and played for much longer at each performance. Television seemed to shun Light Entertainment
artistes but Russ made the occasional appearance on both radio and television. He
teamed up with organist Nicholas Martin for two memorable sell-
Sadly it wouldn’t happen today. Entertainment has changed and the theatres that presented the shows have gone or concentrate on staging musicals. Television is now full of supposed talent shows and reality shows and all day trivia that wastes money instead of producing quality programmes. The record industry is now all digital and downloadable and changes very quickly. Long term careers are not the norm. So we must be glad that we lived through an era that produced many a star both on stage and television with enjoyable records to listen to as well which we still have to enjoy.
Russ was one of them but he did have that extra something or rather those extra somethings that gave us all much enjoyment, a long time ago.
©Bill Murden 2012
Bill Murden Writes Again…………
MORE JOTTINGS ABOUT RUSS CONWAY
The first composition by Trevor H. Stanford was a piece sort of commissioned by the BBC and called Primera.
He wrote it at the behest of Choreographer Irving Davies for whom Russ worked as a rehearsal pianist. The BBC always had a large presence at the Earls Court Radio Show each year and mounted several live shows in the theatre there as well as transmitting many of their popular radio and television programmes from mocked up studios.
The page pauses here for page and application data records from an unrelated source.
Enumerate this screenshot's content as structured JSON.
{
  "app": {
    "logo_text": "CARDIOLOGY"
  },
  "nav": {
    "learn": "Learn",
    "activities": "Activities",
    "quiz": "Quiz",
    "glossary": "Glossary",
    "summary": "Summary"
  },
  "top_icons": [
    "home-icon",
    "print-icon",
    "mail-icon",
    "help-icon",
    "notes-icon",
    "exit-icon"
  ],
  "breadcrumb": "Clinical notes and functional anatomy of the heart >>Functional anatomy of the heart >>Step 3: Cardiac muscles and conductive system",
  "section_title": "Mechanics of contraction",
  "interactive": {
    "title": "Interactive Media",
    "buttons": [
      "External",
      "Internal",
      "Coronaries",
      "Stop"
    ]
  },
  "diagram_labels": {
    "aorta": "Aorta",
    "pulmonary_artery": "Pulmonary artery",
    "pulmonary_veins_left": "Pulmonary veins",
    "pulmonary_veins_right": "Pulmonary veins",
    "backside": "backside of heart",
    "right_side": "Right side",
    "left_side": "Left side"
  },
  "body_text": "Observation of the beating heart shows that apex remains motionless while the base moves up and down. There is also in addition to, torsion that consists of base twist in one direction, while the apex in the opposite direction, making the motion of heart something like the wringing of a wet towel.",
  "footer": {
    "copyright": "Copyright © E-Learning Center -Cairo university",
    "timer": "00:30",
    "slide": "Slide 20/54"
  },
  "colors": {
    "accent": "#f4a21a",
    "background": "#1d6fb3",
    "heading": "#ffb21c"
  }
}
In 1955 while playing at the dance studio, BBC producer Ernest Maxim telephoned and asked Irving if he could produce an opening routine for one of the live spectaculars set to a new tune to be played by the Eric Robinson Orchestra.
Irving returned to the studio with the news and asked Russ to come up with the new tune. Russ told him that he had never composed anything and doubted that he could. Irving suggested otherwise and Russ went away to try. He returned in due course with his tune called Primera and in the fullness of time they all assembled at Earls Court.
As Russ had no knowledge of musical notation or arranging, the great arranger Arthur Wilkinson was engaged to listen to Russ playing it and transferred it to manuscript with an orchestral arrangement. Eric Robinson invited Russ to sit by him and asked about the tempo. Russ had no idea what this meant and sang the tune to the great man.
He understood and primed the orchestra and Primera was played.
After his rise to fame, Russ often referred to this moment in his life but it was not until 1961 that the tune was actually published and recorded. In an article in Record Mirror in January 1962 when Russ was preparing the world for Lesson One he spoke about another new recording called Primera that he said would be nothing like you might expect. In fact there was an earlier recording of Primera with Russ playing the honky tonk piano and recorded on the 25th October 1961 at the Toy Balloons session. There were lots of notes with Russ filling in all the in between accompaniments. Listen to it on the box set which is the only release it has had.
Russ recorded it again on the 8th December 1961 at the Concerto For Dreamers session. I would suspect that this version was the nearest to its original performance by The Eric Robinson Orchestra as we are likely to get. The honky tonk version is totally different and a lot more intricate than the orchestrally accompanied version.
At the time, Russ featured Primera on radio, television and stage with yet another arrangement almost combining the honky tonk version with an orchestral backing.
The single with Concerto For Dreamers on the other side was released in May 1962 a month after the Concerto For Dreamers L.P.
There are two other recordings of this Trevor Stanford composition. One is by Geoff Love under his Manuel and the Music of the Mountains guise and the other by Pepe Jaramillo. It all goes to show that both Mr Stanford and
Mr Conway were both very capable of coming up with the goods for many and all occasions, and the variety of compositions and performances will forever be appreciated by those that hear and play them.
Just a footnote. You will remember much of the banter that used to go on between Russ and Billy Cotton. Well, it was created for them by Terry Jones and Michael Palin who went onto Monty Python and other things…………
©Bill Murden 2013